What lines below contain the string "Settings"? List them all.

### Input records

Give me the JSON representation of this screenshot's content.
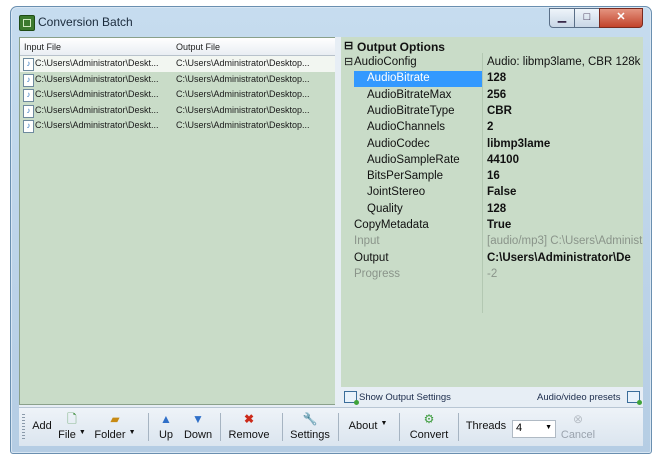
{
  "window": {
    "title": "Conversion Batch"
  },
  "file_list": {
    "columns": [
      "Input File",
      "Output File"
    ],
    "rows": [
      {
        "input": "C:\\Users\\Administrator\\Deskt...",
        "output": "C:\\Users\\Administrator\\Desktop..."
      },
      {
        "input": "C:\\Users\\Administrator\\Deskt...",
        "output": "C:\\Users\\Administrator\\Desktop..."
      },
      {
        "input": "C:\\Users\\Administrator\\Deskt...",
        "output": "C:\\Users\\Administrator\\Desktop..."
      },
      {
        "input": "C:\\Users\\Administrator\\Deskt...",
        "output": "C:\\Users\\Administrator\\Desktop..."
      },
      {
        "input": "C:\\Users\\Administrator\\Deskt...",
        "output": "C:\\Users\\Administrator\\Desktop..."
      }
    ]
  },
  "properties": {
    "category": "Output Options",
    "items": [
      {
        "name": "AudioConfig",
        "value": "Audio: libmp3lame, CBR 128k",
        "kind": "group"
      },
      {
        "name": "AudioBitrate",
        "value": "128",
        "kind": "child",
        "selected": true
      },
      {
        "name": "AudioBitrateMax",
        "value": "256",
        "kind": "child"
      },
      {
        "name": "AudioBitrateType",
        "value": "CBR",
        "kind": "child"
      },
      {
        "name": "AudioChannels",
        "value": "2",
        "kind": "child"
      },
      {
        "name": "AudioCodec",
        "value": "libmp3lame",
        "kind": "child"
      },
      {
        "name": "AudioSampleRate",
        "value": "44100",
        "kind": "child"
      },
      {
        "name": "BitsPerSample",
        "value": "16",
        "kind": "child"
      },
      {
        "name": "JointStereo",
        "value": "False",
        "kind": "child"
      },
      {
        "name": "Quality",
        "value": "128",
        "kind": "child"
      },
      {
        "name": "CopyMetadata",
        "value": "True",
        "kind": "top"
      },
      {
        "name": "Input",
        "value": "[audio/mp3] C:\\Users\\Administ",
        "kind": "top",
        "disabled": true
      },
      {
        "name": "Output",
        "value": "C:\\Users\\Administrator\\De",
        "kind": "top"
      },
      {
        "name": "Progress",
        "value": "-2",
        "kind": "top",
        "disabled": true
      }
    ]
  },
  "footer": {
    "show_output_settings": "Show Output Settings",
    "presets": "Audio/video presets"
  },
  "toolbar": {
    "add": "Add",
    "file": "File",
    "folder": "Folder",
    "up": "Up",
    "down": "Down",
    "remove": "Remove",
    "settings": "Settings",
    "about": "About",
    "convert": "Convert",
    "threads_label": "Threads",
    "threads_value": "4",
    "cancel": "Cancel"
  },
  "colors": {
    "pane_bg": "#c9dcc8",
    "selection": "#3399ff",
    "remove_icon": "#cc2a1a",
    "arrow_icon": "#2f6fc8"
  }
}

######

◆ Your solution ◆
    "show_output_settings": "Show Output Settings",
    "settings": "Settings",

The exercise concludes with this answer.